Concerns arise over state plan

By Brian Slupski

Concerns over the state’s early retirement incentive plan were raised at Thursday and Friday’s Illinois Board of Higher Education meeting in Skokie.

This year’s early retirement incentive plan resulted in payouts totaling $17.4 million.

IBHE Associate Director of Public Affairs, Debra Smitley said, predictions anticipated that between 5 and 10 percent of all eligible employees will be retiring early.

The estimations proved accurate as 412 or 8 percent of all eligible employees took advantage of the incentive.

The strategy behind early retirement plans is that the state will save money as employees with a lot of experience and higher salaries retire. The replacements for the retiring faculty will have less experience and will receive lower salaries.

However, critics of the schemes claim the plans increase the liability of State University Retirement System (SURS). Some figures indicate SURS might be bankrupt by the year 2017 and early retirement plans are accelerating its coming fiscal collapse.

Board member Rey Brune said he was worried about SURS increasing “incurred liability.”

“We need to take a look at higher education’s incurred liability, (it) will be raging out of control. Something must be done about it,” he said.

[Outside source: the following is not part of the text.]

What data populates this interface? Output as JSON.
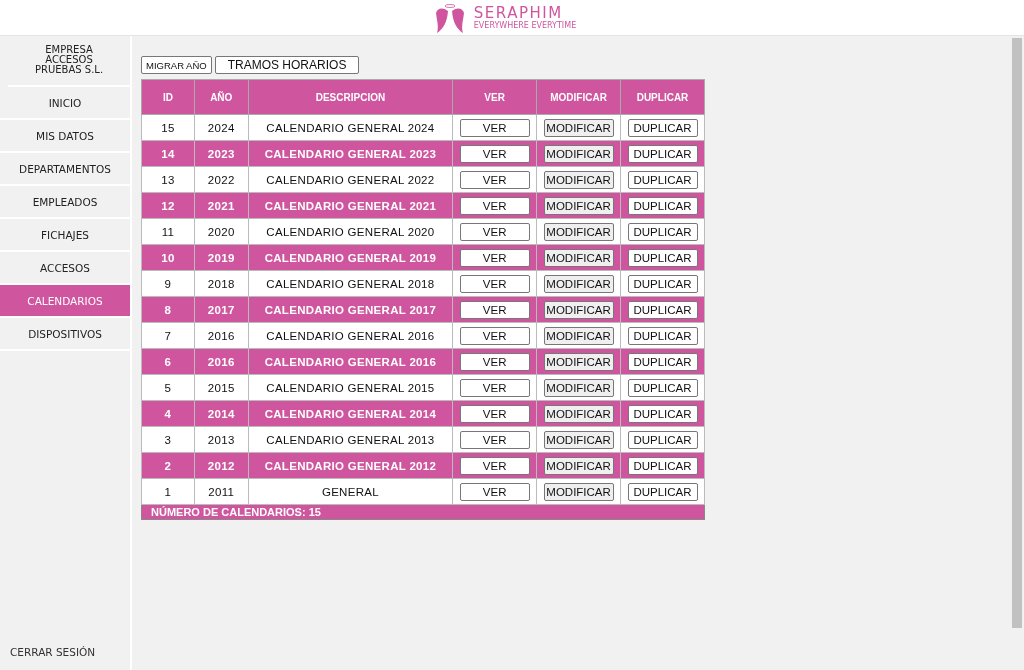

Larry Poston, chair of the Faculty Advisory Committee said there is potential for a “head-on impact” down the road between SURS and state early retirement incentive plans.

He said there has been a “dangerous underfunding” of the SURS system and that this could cause problems in the future because Illinois is constituitionally obligated to pay retirement benifits.

Poston added some people are concerned the plans downgrade the quality of higher education by encouraging good experienced faculty members to retire in bunches.

The state plan, passed last January, allowed employees with eight to 35 years of service to retire early without paying a penalty to the SURS.

At NIU 13 out of 281 eligible employees retired under the state’s plan. NIU’s payout totaled $734,200. These figures do not include NIU’s own early retirement plan which was formulated after the legislative defeat of a more popular state funded early retirement plan.

Under the state plan that was accepted, 5,221 higher education employees were eligible for some early retirement benefits. If all had utilized the plan, payouts would have totaled $223.5 million.